Are you familiar with the Walker’s Art on Call program? It’s a way to access information about works of art—piecing together a personalized audio tour—through your mobile device, home phone, or computer. The content varies, but frequently the stops feature the voices of artists and exhibition curators telling stories of objects or unpacking ideas. This summer we introduced an alternative stop: visual descriptions of select artworks in the exhibition Midnight Party and the Minneapolis Sculpture Garden. Visual description uses non-visual language to convey the visual world and offers an intense study of a work of art. The key physical components of an object are boiled down including how it exists in space, its surroundings. Take the opening lines from the visual description for Spoonbridge and Cherry:
“Enormous in scale, this fountain-sculpture offers a utensil and piece of fruit fit for a giant. Weighing around 7,000 pounds and stretching almost 30 feet into the air, Spoonbridge and Cherry is situated in the center of the Minneapolis Sculpture Garden. The spoon spans a small pond ringed with native prairie grasses. During pleasant weather the grasses sway gently in the breeze, giving a sense of movement to the overall installation.”
The analysis isn’t targeting meaning or art history, but rather it’s a concentrated look at the anatomy of the object. Take a listen to the entire description: Visual description for Spoonbridge and Cherry.
Visual description is a particularly good access point to the visual arts for people who are blind. In fact, the visual description Art on Call stops originated from work the Walker was doing around its Open Door Accessibility Initiatives. Members from the Walker’s access advisory group along with education and curatorial staff selected objects to include in the project and tested the scripts penned by Lara Roy, a longtime museum educator and art historian with experience in the accessibility field. Lara, now Director of Continuing Studies at the Minneapolis College of Art and Design, worked at the Walker several years back, so her familiarity with the collection runs deep. Once our advisors signed off on the scripts and they were edited by our in-house editors it was time to bring them to life.

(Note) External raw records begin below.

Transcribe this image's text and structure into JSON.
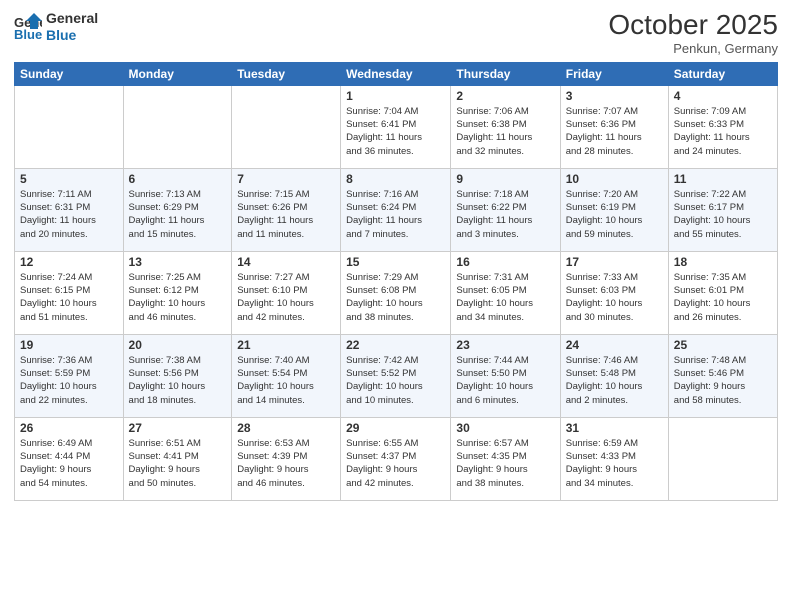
{
  "header": {
    "logo_line1": "General",
    "logo_line2": "Blue",
    "month": "October 2025",
    "location": "Penkun, Germany"
  },
  "days_of_week": [
    "Sunday",
    "Monday",
    "Tuesday",
    "Wednesday",
    "Thursday",
    "Friday",
    "Saturday"
  ],
  "weeks": [
    [
      {
        "num": "",
        "info": ""
      },
      {
        "num": "",
        "info": ""
      },
      {
        "num": "",
        "info": ""
      },
      {
        "num": "1",
        "info": "Sunrise: 7:04 AM\nSunset: 6:41 PM\nDaylight: 11 hours\nand 36 minutes."
      },
      {
        "num": "2",
        "info": "Sunrise: 7:06 AM\nSunset: 6:38 PM\nDaylight: 11 hours\nand 32 minutes."
      },
      {
        "num": "3",
        "info": "Sunrise: 7:07 AM\nSunset: 6:36 PM\nDaylight: 11 hours\nand 28 minutes."
      },
      {
        "num": "4",
        "info": "Sunrise: 7:09 AM\nSunset: 6:33 PM\nDaylight: 11 hours\nand 24 minutes."
      }
    ],
    [
      {
        "num": "5",
        "info": "Sunrise: 7:11 AM\nSunset: 6:31 PM\nDaylight: 11 hours\nand 20 minutes."
      },
      {
        "num": "6",
        "info": "Sunrise: 7:13 AM\nSunset: 6:29 PM\nDaylight: 11 hours\nand 15 minutes."
      },
      {
        "num": "7",
        "info": "Sunrise: 7:15 AM\nSunset: 6:26 PM\nDaylight: 11 hours\nand 11 minutes."
      },
      {
        "num": "8",
        "info": "Sunrise: 7:16 AM\nSunset: 6:24 PM\nDaylight: 11 hours\nand 7 minutes."
      },
      {
        "num": "9",
        "info": "Sunrise: 7:18 AM\nSunset: 6:22 PM\nDaylight: 11 hours\nand 3 minutes."
      },
      {
        "num": "10",
        "info": "Sunrise: 7:20 AM\nSunset: 6:19 PM\nDaylight: 10 hours\nand 59 minutes."
      },
      {
        "num": "11",
        "info": "Sunrise: 7:22 AM\nSunset: 6:17 PM\nDaylight: 10 hours\nand 55 minutes."
      }
    ],
    [
      {
        "num": "12",
        "info": "Sunrise: 7:24 AM\nSunset: 6:15 PM\nDaylight: 10 hours\nand 51 minutes."
      },
      {
        "num": "13",
        "info": "Sunrise: 7:25 AM\nSunset: 6:12 PM\nDaylight: 10 hours\nand 46 minutes."
      },
      {
        "num": "14",
        "info": "Sunrise: 7:27 AM\nSunset: 6:10 PM\nDaylight: 10 hours\nand 42 minutes."
      },
      {
        "num": "15",
        "info": "Sunrise: 7:29 AM\nSunset: 6:08 PM\nDaylight: 10 hours\nand 38 minutes."
      },
      {
        "num": "16",
        "info": "Sunrise: 7:31 AM\nSunset: 6:05 PM\nDaylight: 10 hours\nand 34 minutes."
      },
      {
        "num": "17",
        "info": "Sunrise: 7:33 AM\nSunset: 6:03 PM\nDaylight: 10 hours\nand 30 minutes."
      },
      {
        "num": "18",
        "info": "Sunrise: 7:35 AM\nSunset: 6:01 PM\nDaylight: 10 hours\nand 26 minutes."
      }
    ],
    [
      {
        "num": "19",
        "info": "Sunrise: 7:36 AM\nSunset: 5:59 PM\nDaylight: 10 hours\nand 22 minutes."
      },
      {
        "num": "20",
        "info": "Sunrise: 7:38 AM\nSunset: 5:56 PM\nDaylight: 10 hours\nand 18 minutes."
      },
      {
        "num": "21",
        "info": "Sunrise: 7:40 AM\nSunset: 5:54 PM\nDaylight: 10 hours\nand 14 minutes."
      },
      {
        "num": "22",
        "info": "Sunrise: 7:42 AM\nSunset: 5:52 PM\nDaylight: 10 hours\nand 10 minutes."
      },
      {
        "num": "23",
        "info": "Sunrise: 7:44 AM\nSunset: 5:50 PM\nDaylight: 10 hours\nand 6 minutes."
      },
      {
        "num": "24",
        "info": "Sunrise: 7:46 AM\nSunset: 5:48 PM\nDaylight: 10 hours\nand 2 minutes."
      },
      {
        "num": "25",
        "info": "Sunrise: 7:48 AM\nSunset: 5:46 PM\nDaylight: 9 hours\nand 58 minutes."
      }
    ],
    [
      {
        "num": "26",
        "info": "Sunrise: 6:49 AM\nSunset: 4:44 PM\nDaylight: 9 hours\nand 54 minutes."
      },
      {
        "num": "27",
        "info": "Sunrise: 6:51 AM\nSunset: 4:41 PM\nDaylight: 9 hours\nand 50 minutes."
      },
      {
        "num": "28",
        "info": "Sunrise: 6:53 AM\nSunset: 4:39 PM\nDaylight: 9 hours\nand 46 minutes."
      },
      {
        "num": "29",
        "info": "Sunrise: 6:55 AM\nSunset: 4:37 PM\nDaylight: 9 hours\nand 42 minutes."
      },
      {
        "num": "30",
        "info": "Sunrise: 6:57 AM\nSunset: 4:35 PM\nDaylight: 9 hours\nand 38 minutes."
      },
      {
        "num": "31",
        "info": "Sunrise: 6:59 AM\nSunset: 4:33 PM\nDaylight: 9 hours\nand 34 minutes."
      },
      {
        "num": "",
        "info": ""
      }
    ]
  ]
}
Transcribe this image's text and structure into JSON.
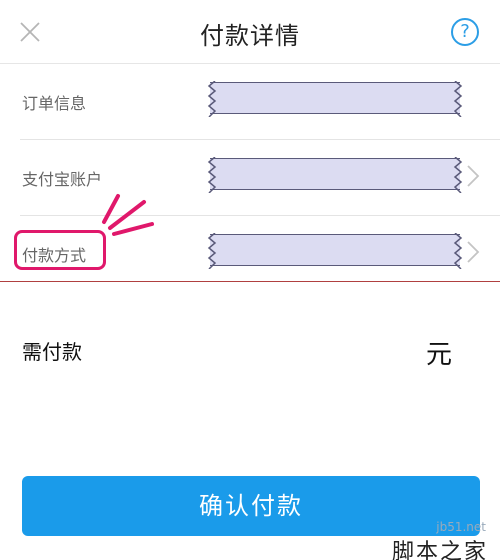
{
  "header": {
    "title": "付款详情",
    "help_label": "?"
  },
  "rows": [
    {
      "label": "订单信息"
    },
    {
      "label": "支付宝账户"
    },
    {
      "label": "付款方式"
    }
  ],
  "amount": {
    "label": "需付款",
    "unit": "元"
  },
  "confirm": {
    "label": "确认付款"
  },
  "watermark": {
    "site": "jb51.net",
    "name": "脚本之家"
  },
  "colors": {
    "accent": "#1a9bea",
    "highlight": "#e0186b",
    "redacted": "#dcdcf2"
  }
}
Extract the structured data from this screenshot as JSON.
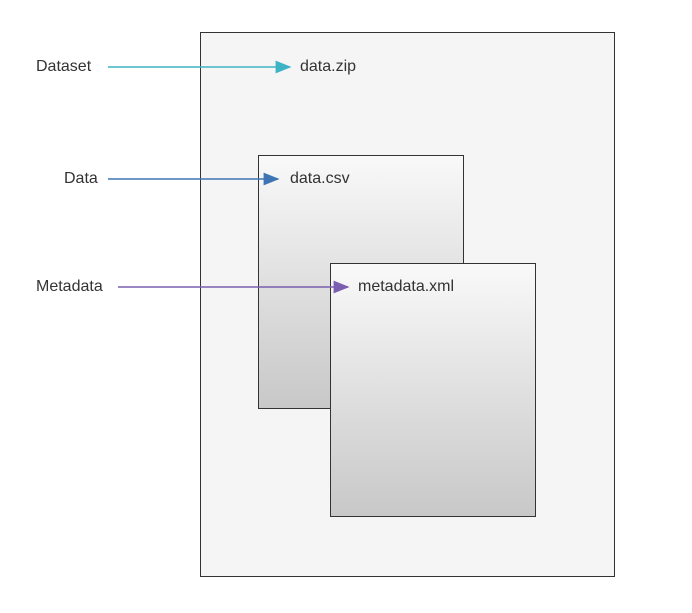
{
  "labels": {
    "dataset": "Dataset",
    "data": "Data",
    "metadata": "Metadata"
  },
  "files": {
    "zip": "data.zip",
    "csv": "data.csv",
    "xml": "metadata.xml"
  },
  "arrows": {
    "dataset_color": "#3cb4c6",
    "data_color": "#3e74b3",
    "metadata_color": "#7a5eb0"
  }
}
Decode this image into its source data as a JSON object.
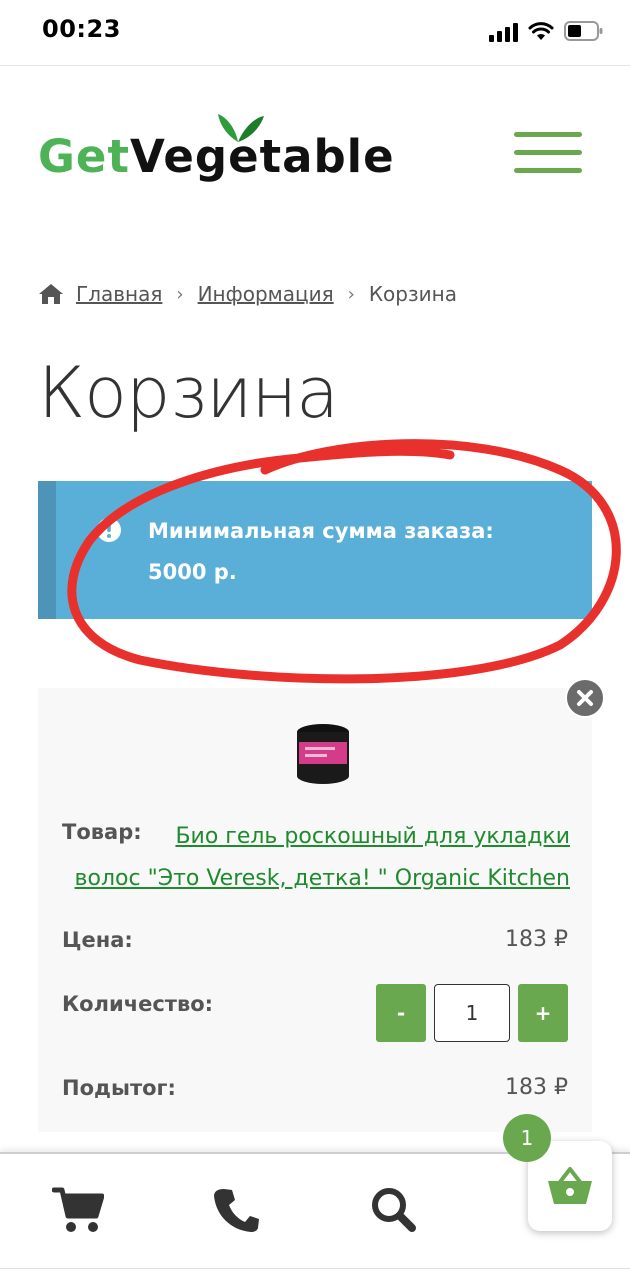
{
  "status_bar": {
    "time": "00:23"
  },
  "header": {
    "logo_part1": "Get",
    "logo_part2": "Vegetable",
    "brand_color": "#4db356",
    "accent_color": "#6aa84f"
  },
  "breadcrumb": {
    "items": [
      {
        "label": "Главная",
        "link": true
      },
      {
        "label": "Информация",
        "link": true
      },
      {
        "label": "Корзина",
        "link": false
      }
    ]
  },
  "page_title": "Корзина",
  "notice": {
    "line1": "Минимальная сумма заказа:",
    "line2": "5000 р.",
    "background": "#5aafd8"
  },
  "cart_item": {
    "product_label": "Товар:",
    "product_name_line1": "Био гель роскошный для укладки",
    "product_name_line2": "волос \"Это Veresk, детка! \" Organic Kitchen",
    "price_label": "Цена:",
    "price_value": "183 ₽",
    "quantity_label": "Количество:",
    "quantity_value": "1",
    "minus_label": "-",
    "plus_label": "+",
    "subtotal_label": "Подытог:",
    "subtotal_value": "183 ₽"
  },
  "bottom_bar": {
    "icons": [
      "cart-icon",
      "phone-icon",
      "search-icon"
    ],
    "cart_badge_count": "1"
  }
}
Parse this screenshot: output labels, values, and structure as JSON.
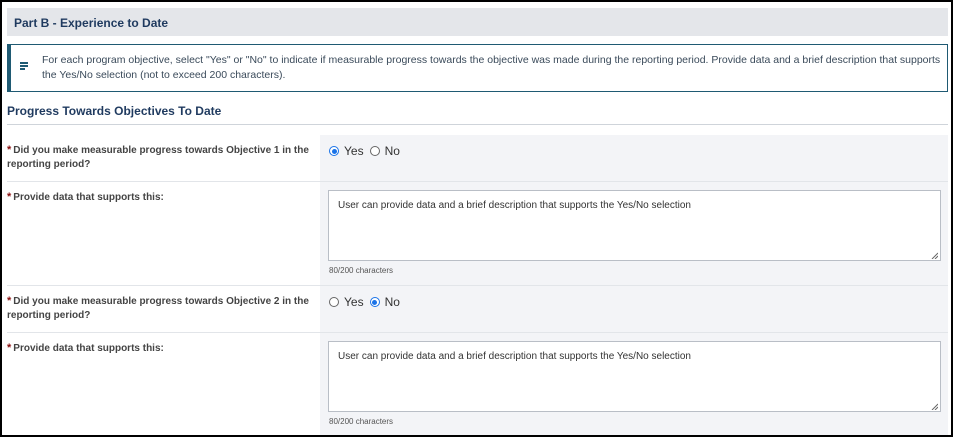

The voice for the stops is local actor, Stacia Rice. Stacia is a long-time access advocate, founder of Torch Theater, and regularly graces the Guthrie’s stage(s). She’s also hysterically funny and possesses a truly collaborative spirit. Tom Hambleton, sound magician at Undertone, produced the stops. The shots you see below show Stacia and Tom at work in Undertone’s Washington Avenue studios.
Eager to listen to the end result, aren’t you! Here’s how…
Dial 612.374.8200 to enter the Art on Call program and then dial one or more of the following codes to access the content attached to them:
1465 Introduction to Open Door Accessibility Initiatives at the Walker
1466 Introduction to Visual Description
1467 General Introduction to the Walker Art Center
1490 Introduction to the exhibition
1491 Francis Bacon, Head in Grey
1492 Matthew Barney, DRAWING RESTRAINT 7
1493 Frank Gaard, Untitled
1494 Robert Gober, Untitled Door and Door Frame
1495 Yayoi Kusama, Oven-Pan
1496 Kiki Smith, Kitchen
1497 Jana Sterbak, Vanitas: Flesh Dress for an Albino Anorectic
1498 Angela Strassheim, Evidence No. 6
Minneapolis Sculpture Garden
1051 Mark di Suvero, Arikidea
1057 Barry Flanagan, Hare on Bell on Portland Stone Piers
1041 Frank Gehry, Standing Glass Fish
1042 Dan Graham, Two-way Mirror Punched Steel Hedge Labyrinth
1049 Jenny Holzer, Selections from The Living Series
1489 Sol LeWitt, X with Columns
1036 Claes Oldenburg and Coosje van Bruggen, Spoonbridge and Cherry
1045 George Segal, Walking Man
You can also go to newmedia.walkerart.org/aoc/index.wac and type in the work’s title in the search box to bring up the above stops and then listen.
While the initial intention was to offer this tour as a resource for our visitors who are blind or have low vision we believe this approach to viewing the art will appeal to all visitors. Tell us what you think. Hopefully, we’ll be able to continue adding to our visual description library.